Mobile devices have gone from a novelty option to being a huge part of our everyday lives. Less like phones and more like computers, we now use our smartphones and tablets for everything from gaming and surfing the net, to work & money management. No matter what we use our mobile devices for, the question we should all ask ourselves is – How secure are they?
Chuck Bokath, Senior Engineer at the Georgia Tech Research Institute in Atlanta, Georgia, recently gave an insight into the state of mobile security. Mr Bokath’s line of work involves exposing security flaws in various mobile devices/operating systems. He summarised that “Most people have no idea how vulnerable they are when they use their [mobiles].”
So, how on earth do you protect yourself from such an attack from these impetuous individuals? There are a few simple steps you can take to save yourself from such an impetuous individual from wreaking havoc upon your beloved mobile devices.

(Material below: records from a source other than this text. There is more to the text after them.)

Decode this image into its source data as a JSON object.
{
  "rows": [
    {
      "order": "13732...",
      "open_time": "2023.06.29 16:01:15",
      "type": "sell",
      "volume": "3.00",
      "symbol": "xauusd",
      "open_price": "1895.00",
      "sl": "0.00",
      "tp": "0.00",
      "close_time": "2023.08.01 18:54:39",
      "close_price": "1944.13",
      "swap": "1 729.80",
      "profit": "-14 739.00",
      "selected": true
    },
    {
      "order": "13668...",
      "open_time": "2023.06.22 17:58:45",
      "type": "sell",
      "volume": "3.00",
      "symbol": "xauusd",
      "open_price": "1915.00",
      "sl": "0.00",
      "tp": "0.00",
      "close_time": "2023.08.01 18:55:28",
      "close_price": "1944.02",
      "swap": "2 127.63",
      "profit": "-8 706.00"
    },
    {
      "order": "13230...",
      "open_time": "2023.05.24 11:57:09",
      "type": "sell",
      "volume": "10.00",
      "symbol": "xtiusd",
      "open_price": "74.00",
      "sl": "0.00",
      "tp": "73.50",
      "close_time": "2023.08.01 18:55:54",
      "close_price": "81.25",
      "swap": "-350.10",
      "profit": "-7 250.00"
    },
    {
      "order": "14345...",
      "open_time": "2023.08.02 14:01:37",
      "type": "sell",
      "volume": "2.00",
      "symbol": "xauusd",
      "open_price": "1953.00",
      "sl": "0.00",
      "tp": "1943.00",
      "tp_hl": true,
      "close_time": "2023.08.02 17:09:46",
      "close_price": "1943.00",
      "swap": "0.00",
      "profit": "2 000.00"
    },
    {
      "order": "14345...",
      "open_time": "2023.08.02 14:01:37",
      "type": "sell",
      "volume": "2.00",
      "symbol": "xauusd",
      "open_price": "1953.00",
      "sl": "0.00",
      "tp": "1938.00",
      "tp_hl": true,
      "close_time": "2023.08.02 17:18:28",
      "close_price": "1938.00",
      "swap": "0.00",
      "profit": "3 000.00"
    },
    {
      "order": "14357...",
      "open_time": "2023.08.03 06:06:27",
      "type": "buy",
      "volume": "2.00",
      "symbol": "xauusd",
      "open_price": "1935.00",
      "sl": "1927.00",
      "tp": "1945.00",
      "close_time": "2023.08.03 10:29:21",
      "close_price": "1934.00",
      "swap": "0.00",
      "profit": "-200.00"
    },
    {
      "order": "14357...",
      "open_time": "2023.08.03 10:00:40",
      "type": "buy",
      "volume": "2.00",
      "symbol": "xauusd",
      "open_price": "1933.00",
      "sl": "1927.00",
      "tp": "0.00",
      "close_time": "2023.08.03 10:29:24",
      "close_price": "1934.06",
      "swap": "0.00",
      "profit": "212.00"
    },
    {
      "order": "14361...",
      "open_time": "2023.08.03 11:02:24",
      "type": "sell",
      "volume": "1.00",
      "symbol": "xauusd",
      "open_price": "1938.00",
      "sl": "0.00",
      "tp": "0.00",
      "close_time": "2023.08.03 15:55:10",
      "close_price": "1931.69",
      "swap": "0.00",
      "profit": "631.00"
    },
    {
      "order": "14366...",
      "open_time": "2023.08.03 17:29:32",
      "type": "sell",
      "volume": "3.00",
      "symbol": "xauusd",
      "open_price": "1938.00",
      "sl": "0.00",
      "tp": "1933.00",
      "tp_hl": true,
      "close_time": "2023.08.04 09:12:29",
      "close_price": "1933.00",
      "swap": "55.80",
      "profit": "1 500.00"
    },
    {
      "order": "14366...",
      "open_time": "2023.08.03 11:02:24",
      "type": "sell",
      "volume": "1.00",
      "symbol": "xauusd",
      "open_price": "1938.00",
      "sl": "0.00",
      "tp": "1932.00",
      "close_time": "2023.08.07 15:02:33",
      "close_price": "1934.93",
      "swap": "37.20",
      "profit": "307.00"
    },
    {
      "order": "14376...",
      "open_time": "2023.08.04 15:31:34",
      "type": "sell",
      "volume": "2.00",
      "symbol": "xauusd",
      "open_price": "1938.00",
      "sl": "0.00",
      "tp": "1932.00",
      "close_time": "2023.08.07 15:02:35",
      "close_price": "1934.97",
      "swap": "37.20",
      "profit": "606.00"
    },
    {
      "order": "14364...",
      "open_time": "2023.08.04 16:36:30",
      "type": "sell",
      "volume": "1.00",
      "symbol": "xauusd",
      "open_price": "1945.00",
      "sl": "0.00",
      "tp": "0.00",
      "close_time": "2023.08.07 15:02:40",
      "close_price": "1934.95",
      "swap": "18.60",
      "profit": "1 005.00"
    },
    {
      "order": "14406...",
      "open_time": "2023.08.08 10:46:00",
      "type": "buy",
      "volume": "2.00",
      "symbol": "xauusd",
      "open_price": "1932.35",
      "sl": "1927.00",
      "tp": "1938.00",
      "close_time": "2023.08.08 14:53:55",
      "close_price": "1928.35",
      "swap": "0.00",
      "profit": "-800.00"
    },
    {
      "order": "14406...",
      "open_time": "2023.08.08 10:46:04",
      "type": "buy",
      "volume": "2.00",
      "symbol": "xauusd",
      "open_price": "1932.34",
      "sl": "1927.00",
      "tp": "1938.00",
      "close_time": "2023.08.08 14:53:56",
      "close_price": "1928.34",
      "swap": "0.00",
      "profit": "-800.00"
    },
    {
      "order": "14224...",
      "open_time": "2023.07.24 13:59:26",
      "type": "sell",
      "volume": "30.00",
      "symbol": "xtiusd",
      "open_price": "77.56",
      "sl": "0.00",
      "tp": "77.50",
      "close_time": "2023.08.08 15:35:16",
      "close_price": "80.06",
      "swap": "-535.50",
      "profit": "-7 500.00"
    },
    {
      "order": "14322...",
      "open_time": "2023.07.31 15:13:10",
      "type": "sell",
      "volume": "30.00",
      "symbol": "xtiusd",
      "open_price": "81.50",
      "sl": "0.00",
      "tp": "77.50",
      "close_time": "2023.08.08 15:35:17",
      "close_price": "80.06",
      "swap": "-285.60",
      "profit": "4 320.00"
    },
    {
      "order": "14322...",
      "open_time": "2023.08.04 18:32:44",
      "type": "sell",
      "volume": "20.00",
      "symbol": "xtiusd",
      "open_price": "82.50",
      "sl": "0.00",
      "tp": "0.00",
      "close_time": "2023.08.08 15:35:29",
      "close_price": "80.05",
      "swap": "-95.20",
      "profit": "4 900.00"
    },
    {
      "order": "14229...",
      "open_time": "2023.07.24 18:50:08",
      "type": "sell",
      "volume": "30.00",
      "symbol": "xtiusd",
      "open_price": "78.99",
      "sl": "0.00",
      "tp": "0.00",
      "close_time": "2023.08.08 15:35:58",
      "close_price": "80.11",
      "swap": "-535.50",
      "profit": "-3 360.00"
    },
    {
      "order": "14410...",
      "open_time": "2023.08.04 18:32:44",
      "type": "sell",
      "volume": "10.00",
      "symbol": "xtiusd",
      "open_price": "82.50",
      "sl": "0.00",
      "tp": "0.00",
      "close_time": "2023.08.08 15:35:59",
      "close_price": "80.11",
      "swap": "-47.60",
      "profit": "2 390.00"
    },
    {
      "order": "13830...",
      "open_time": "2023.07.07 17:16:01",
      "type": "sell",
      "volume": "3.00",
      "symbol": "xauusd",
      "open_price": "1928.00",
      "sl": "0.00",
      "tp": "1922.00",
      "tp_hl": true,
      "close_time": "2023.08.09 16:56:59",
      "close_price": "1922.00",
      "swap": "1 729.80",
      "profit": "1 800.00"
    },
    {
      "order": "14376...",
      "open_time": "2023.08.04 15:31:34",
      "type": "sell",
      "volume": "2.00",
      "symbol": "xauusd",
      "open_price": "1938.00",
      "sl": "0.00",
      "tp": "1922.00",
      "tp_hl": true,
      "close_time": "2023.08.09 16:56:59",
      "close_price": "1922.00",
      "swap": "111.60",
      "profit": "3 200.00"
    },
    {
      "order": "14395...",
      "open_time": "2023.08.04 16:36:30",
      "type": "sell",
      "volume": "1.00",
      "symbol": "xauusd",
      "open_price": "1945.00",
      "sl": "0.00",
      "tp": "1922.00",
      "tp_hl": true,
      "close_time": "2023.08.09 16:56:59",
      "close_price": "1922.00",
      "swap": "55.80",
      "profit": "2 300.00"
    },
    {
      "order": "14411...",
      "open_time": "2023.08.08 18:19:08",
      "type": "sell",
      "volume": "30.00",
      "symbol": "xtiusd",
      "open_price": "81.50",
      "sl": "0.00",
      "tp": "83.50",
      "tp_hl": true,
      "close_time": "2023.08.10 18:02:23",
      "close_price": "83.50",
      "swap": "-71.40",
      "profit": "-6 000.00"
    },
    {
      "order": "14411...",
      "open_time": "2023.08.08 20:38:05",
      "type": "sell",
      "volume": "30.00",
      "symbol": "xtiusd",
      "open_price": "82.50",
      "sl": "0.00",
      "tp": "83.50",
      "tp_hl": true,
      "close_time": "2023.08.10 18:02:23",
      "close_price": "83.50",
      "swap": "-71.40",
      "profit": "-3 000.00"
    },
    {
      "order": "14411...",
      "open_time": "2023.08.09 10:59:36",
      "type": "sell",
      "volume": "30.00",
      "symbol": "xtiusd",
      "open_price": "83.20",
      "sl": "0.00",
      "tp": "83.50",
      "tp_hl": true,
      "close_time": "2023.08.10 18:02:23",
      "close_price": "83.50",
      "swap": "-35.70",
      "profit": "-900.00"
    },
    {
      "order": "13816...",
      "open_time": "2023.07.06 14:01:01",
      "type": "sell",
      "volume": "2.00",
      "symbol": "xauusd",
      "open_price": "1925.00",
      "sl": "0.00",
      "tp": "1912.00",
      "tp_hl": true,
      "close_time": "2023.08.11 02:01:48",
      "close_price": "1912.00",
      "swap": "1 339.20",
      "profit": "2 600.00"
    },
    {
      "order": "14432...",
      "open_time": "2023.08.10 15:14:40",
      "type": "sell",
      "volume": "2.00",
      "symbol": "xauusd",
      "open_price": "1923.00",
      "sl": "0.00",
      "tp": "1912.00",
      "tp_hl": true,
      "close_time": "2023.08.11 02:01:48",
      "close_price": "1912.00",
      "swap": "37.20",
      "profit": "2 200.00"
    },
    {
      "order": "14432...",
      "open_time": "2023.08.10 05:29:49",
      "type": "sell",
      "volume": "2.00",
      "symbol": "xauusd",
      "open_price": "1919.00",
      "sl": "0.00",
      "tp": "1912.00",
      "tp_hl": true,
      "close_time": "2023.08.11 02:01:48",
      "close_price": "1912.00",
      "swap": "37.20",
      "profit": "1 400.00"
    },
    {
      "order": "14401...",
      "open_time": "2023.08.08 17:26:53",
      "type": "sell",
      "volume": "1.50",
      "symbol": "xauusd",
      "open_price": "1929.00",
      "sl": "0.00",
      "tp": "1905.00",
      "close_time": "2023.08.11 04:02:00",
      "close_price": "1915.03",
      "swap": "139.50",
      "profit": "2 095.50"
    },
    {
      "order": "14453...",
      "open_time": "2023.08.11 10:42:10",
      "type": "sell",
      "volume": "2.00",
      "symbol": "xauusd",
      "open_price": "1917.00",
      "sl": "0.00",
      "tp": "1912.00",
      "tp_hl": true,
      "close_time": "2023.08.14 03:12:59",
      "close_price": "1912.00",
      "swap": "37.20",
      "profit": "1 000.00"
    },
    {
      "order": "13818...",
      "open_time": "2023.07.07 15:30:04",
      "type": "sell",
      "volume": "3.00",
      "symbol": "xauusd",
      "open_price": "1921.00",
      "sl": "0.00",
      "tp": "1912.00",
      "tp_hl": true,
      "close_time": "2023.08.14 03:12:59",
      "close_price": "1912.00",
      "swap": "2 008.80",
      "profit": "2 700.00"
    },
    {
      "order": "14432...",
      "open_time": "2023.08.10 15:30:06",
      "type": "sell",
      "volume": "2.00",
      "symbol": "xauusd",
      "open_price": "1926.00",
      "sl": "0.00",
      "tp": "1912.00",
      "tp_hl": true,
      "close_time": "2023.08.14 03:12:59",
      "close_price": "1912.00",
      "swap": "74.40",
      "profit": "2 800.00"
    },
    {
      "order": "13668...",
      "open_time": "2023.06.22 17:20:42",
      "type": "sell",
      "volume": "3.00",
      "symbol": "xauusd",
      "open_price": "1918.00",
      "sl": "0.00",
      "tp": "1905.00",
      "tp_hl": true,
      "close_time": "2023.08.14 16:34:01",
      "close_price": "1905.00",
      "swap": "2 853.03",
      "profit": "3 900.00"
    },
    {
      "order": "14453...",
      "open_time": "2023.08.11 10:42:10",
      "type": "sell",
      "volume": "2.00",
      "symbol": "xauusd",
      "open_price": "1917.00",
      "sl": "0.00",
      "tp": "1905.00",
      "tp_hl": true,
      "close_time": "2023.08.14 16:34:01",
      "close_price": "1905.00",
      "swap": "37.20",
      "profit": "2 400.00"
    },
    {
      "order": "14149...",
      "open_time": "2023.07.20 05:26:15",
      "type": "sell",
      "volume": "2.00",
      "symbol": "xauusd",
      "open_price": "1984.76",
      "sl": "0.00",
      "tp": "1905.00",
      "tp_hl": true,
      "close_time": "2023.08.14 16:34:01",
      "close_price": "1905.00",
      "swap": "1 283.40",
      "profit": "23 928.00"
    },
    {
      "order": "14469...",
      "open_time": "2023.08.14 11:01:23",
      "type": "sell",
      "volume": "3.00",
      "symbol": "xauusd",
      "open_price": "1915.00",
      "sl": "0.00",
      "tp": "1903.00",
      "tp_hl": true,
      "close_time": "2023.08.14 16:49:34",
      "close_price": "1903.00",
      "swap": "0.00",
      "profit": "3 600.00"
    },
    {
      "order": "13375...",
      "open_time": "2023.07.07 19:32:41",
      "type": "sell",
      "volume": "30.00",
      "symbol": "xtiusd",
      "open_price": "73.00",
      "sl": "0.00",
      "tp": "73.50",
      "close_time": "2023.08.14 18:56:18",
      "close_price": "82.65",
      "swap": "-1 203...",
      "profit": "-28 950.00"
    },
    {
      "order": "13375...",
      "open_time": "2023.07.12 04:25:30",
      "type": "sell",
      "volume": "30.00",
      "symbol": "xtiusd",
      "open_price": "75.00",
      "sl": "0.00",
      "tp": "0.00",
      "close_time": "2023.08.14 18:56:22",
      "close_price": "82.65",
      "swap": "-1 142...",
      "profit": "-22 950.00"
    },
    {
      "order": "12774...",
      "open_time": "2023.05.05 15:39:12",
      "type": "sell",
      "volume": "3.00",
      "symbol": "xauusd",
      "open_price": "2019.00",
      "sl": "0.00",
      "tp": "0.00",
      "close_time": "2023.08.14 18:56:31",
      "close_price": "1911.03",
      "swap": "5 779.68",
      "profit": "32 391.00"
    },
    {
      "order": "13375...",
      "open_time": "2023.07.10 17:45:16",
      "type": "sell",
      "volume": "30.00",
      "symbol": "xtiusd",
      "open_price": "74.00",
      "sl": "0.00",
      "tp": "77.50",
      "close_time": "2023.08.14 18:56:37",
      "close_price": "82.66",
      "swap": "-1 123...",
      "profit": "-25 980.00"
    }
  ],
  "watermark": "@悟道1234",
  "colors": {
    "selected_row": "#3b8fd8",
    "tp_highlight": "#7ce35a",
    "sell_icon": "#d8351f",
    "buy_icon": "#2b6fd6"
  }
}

Don’t download from third-party sources, stick to the trust-worthy vendors that created your operating system. They gave you the App-Store, Android Market etc for a good reason.
Check out the permissions an application requests before granting them a download. Why would your shiny new calculator app want to make phone calls, connect to the net or record audio? Apple’s AppStore doesn’t disclose the permissions required by an app due to the very closed nature and vetting procedures every app submitted to the AppStore goes through.
Don’t be enticed by the free unofficial version of a popular application. They are piggybacking the name of a popular brand for a reason.
Download an anti-virus app from trusted vendors like Lookout, Norton, McAfee and AVG. Despite the fact that these security companies will always being playing catchup, they do know what they are doing.
Stick to the 3G network rather than use public Wi-Fi. These hotspots are a haven for hackers to hijack. They often introduce a ‘login screen’ which proceeds to ask for vital information. Don’t do it, it’s not worth it, stay safe.
Ignore those ‘Provision’ settings messages from your carrier. They may not be from your carrier. Your best option is to phone your mobile network personally and verify that it was them that sent you that strange message.
The majority of folks have a contract with their carrier rather than opt for a prepaid service. This in itself is dangerous as you details will obviously be on file somewhere, sometime. With a prepaid service the activation data can take several months to update on the various servers where your information is being stored. Using up your credit and then disposing of the SIM card can save you the huge headache that comes with a malware attack.
Look for signs of infection. These can materialize in a number of ways such as greatly decreased battery life, delayed email and SMS receipts and a sluggish internet experience when browsing.